runaway breakdown to occur is about 300,000 V/m at sea level and lower at
thunderstorm altitudes, a factor of ten lower than the field needed for a
As electrons run away, they will occasionally bump hard into air molecules knocking
off other fast electrons. These "knock-off" electrons can subsequently run away,
producing more energetic "knock-off" electrons and so on. The result is a large
avalanche of high-energy electrons that increase exponentially with time and
distance. The whole process can be initiated by as little as one high-energy "seed"
electron, which are plentiful in our atmosphere due to the steady background from
cosmic-ray air showers and radioactive decays.
As the runaway electrons move through the air they create large amounts of
ionization, e.g. low-energy electrons and ions, plus they produce x-rays and
gamma-rays as a byproduct of collisions with the air molecules. This process is
known as bremsstrahlung (German for braking radiation) and is exactly how an x-ray
tube in a dentist office works.
More information on Runaway Breakdown
|Both natural and triggered lightning flashes are usually composed of several strokes. For triggered lightning, each stroke starts as a downward propagating
column of charge called a dart leader that, near ground, more or less follows the
path left by the rocket and triggering wire. The dart leader brings down charge
from the cloud and ionizes the channel as it moves.
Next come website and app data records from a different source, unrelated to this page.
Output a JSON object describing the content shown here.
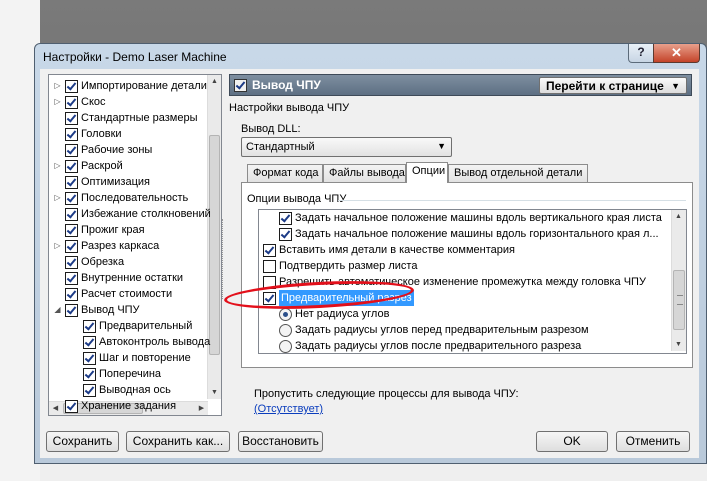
{
  "window": {
    "title": "Настройки - Demo Laser Machine",
    "help_label": "?",
    "close_label": "✕"
  },
  "tree": {
    "items": [
      {
        "label": "Импортирование детали",
        "level": 0,
        "expander": "▷"
      },
      {
        "label": "Скос",
        "level": 0,
        "expander": "▷"
      },
      {
        "label": "Стандартные размеры",
        "level": 0,
        "expander": ""
      },
      {
        "label": "Головки",
        "level": 0,
        "expander": ""
      },
      {
        "label": "Рабочие зоны",
        "level": 0,
        "expander": ""
      },
      {
        "label": "Раскрой",
        "level": 0,
        "expander": "▷"
      },
      {
        "label": "Оптимизация",
        "level": 0,
        "expander": ""
      },
      {
        "label": "Последовательность",
        "level": 0,
        "expander": "▷"
      },
      {
        "label": "Избежание столкновений",
        "level": 0,
        "expander": ""
      },
      {
        "label": "Прожиг края",
        "level": 0,
        "expander": ""
      },
      {
        "label": "Разрез каркаса",
        "level": 0,
        "expander": "▷"
      },
      {
        "label": "Обрезка",
        "level": 0,
        "expander": ""
      },
      {
        "label": "Внутренние остатки",
        "level": 0,
        "expander": ""
      },
      {
        "label": "Расчет стоимости",
        "level": 0,
        "expander": ""
      },
      {
        "label": "Вывод ЧПУ",
        "level": 0,
        "expander": "◢"
      },
      {
        "label": "Предварительный",
        "level": 1,
        "expander": ""
      },
      {
        "label": "Автоконтроль вывода",
        "level": 1,
        "expander": ""
      },
      {
        "label": "Шаг и повторение",
        "level": 1,
        "expander": ""
      },
      {
        "label": "Поперечина",
        "level": 1,
        "expander": ""
      },
      {
        "label": "Выводная ось",
        "level": 1,
        "expander": ""
      },
      {
        "label": "Хранение задания",
        "level": 0,
        "expander": ""
      }
    ]
  },
  "header": {
    "title": "Вывод ЧПУ",
    "goto_label": "Перейти к странице",
    "goto_arrow": "▼"
  },
  "section_title": "Настройки вывода ЧПУ",
  "dll": {
    "label": "Вывод DLL:",
    "value": "Стандартный",
    "arrow": "▼"
  },
  "tabs": [
    "Формат кода",
    "Файлы вывода",
    "Опции",
    "Вывод отдельной детали"
  ],
  "active_tab": "Опции",
  "options_group_label": "Опции вывода ЧПУ",
  "options": [
    {
      "label": "Задать начальное положение машины вдоль вертикального края листа",
      "kind": "checkbox",
      "checked": true,
      "indent": 1
    },
    {
      "label": "Задать начальное положение машины вдоль горизонтального края л...",
      "kind": "checkbox",
      "checked": true,
      "indent": 1
    },
    {
      "label": "Вставить имя детали в качестве комментария",
      "kind": "checkbox",
      "checked": true,
      "indent": 0
    },
    {
      "label": "Подтвердить размер листа",
      "kind": "checkbox",
      "checked": false,
      "indent": 0
    },
    {
      "label": "Разрешить автоматическое изменение промежутка между головка ЧПУ",
      "kind": "checkbox",
      "checked": false,
      "indent": 0
    },
    {
      "label": "Предварительный разрез",
      "kind": "checkbox",
      "checked": true,
      "indent": 0,
      "selected": true
    },
    {
      "label": "Нет радиуса углов",
      "kind": "radio",
      "checked": true,
      "indent": 1
    },
    {
      "label": "Задать радиусы углов перед предварительным разрезом",
      "kind": "radio",
      "checked": false,
      "indent": 1
    },
    {
      "label": "Задать радиусы углов после предварительного разреза",
      "kind": "radio",
      "checked": false,
      "indent": 1
    }
  ],
  "skip": {
    "label": "Пропустить следующие процессы для вывода ЧПУ:",
    "link": "(Отсутствует)"
  },
  "buttons": {
    "save": "Сохранить",
    "save_as": "Сохранить как...",
    "restore": "Восстановить",
    "ok": "OK",
    "cancel": "Отменить"
  },
  "colors": {
    "selection": "#3399ff",
    "annotation": "#e3101b",
    "header_bar": "#6a7c90"
  }
}
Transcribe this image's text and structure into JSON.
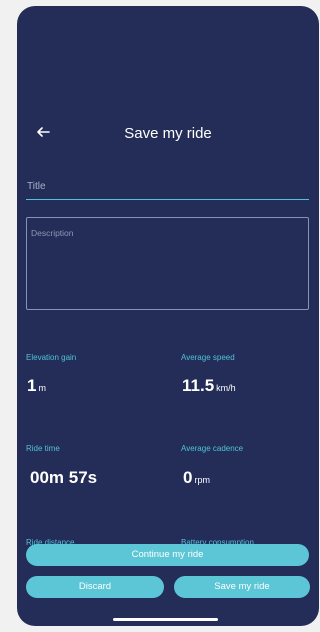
{
  "header": {
    "title": "Save my ride"
  },
  "form": {
    "title_placeholder": "Title",
    "description_placeholder": "Description"
  },
  "stats": {
    "elevation": {
      "label": "Elevation gain",
      "value": "1",
      "unit": "m"
    },
    "avg_speed": {
      "label": "Average speed",
      "value": "11.5",
      "unit": "km/h"
    },
    "ride_time": {
      "label": "Ride time",
      "value": "00m 57s"
    },
    "avg_cadence": {
      "label": "Average cadence",
      "value": "0",
      "unit": "rpm"
    },
    "ride_distance": {
      "label": "Ride distance"
    },
    "battery": {
      "label": "Battery consumption"
    }
  },
  "actions": {
    "continue_label": "Continue my ride",
    "discard_label": "Discard",
    "save_label": "Save my ride"
  },
  "colors": {
    "background": "#242d57",
    "accent": "#4fc3d7",
    "button": "#5cc6d6"
  },
  "icons": {
    "back": "arrow-left-icon"
  }
}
Once the dart leader connects
to the ground, a short circuit is created and a large pulse of current, called the
return stroke, flows through the channel. The current in the return stroke quickly
heats the channel causing the visible light that we see, and the subsequent rapid
expansion of the hot air causes the thunder that we hear. After the return stroke,
another dart leader can follow and the whole process repeats. The quick succession
of strokes is what causes the lightning channel to flicker. In natural lightning,
the role of the rocket is played by a stepped leader, which forges the ionized path,
extending from the cloud to the ground. However, the strokes of triggered lightning
are very similar to the subsequent strokes of natural lightning.
|The x-rays from lightning are detected using crystals of sodium-iodide (NaI). When sodium-iodide absorbs energetic radiation, such as x-rays, it emits a large optical
light pulse. This light is captured by a photomultiplier tube, which converts the
light pulse into a current pulse that is recorded. The size of the current pulse is
proportional to the size of the light pulse, which in turn is proportional to the
energy of the detected x-rays. As a result, measuring the size of the output
electrical signal from the photomultiplier tube gives a direct measurement of the
To prevent spurious signals from being detected, the sodium-iodide/photomultiplier
tube detectors are placed inside heavy aluminum boxes, which are completely sealed
to keep out light, moisture and radio noise, and only allow x-rays to enter. The
instruments are battery powered and transmit their data via fiber optics to a shielded trailer that contains the data acquisition system.
The Thunderstorm Energetic Radiation Array (TERA) is an experiment designed to measure energetic electromagnetic radiation (x-rays and gamma rays) from lightning. We are currently looking at the radiation from stepped leaders, dart leaders, and return strokes. We've even caught a gamma ray burst associated with a triggered CG flash! Ultimately, the goal is to determine what role runaway breakdown plays in lightning initiation and propagation.
More information on TERA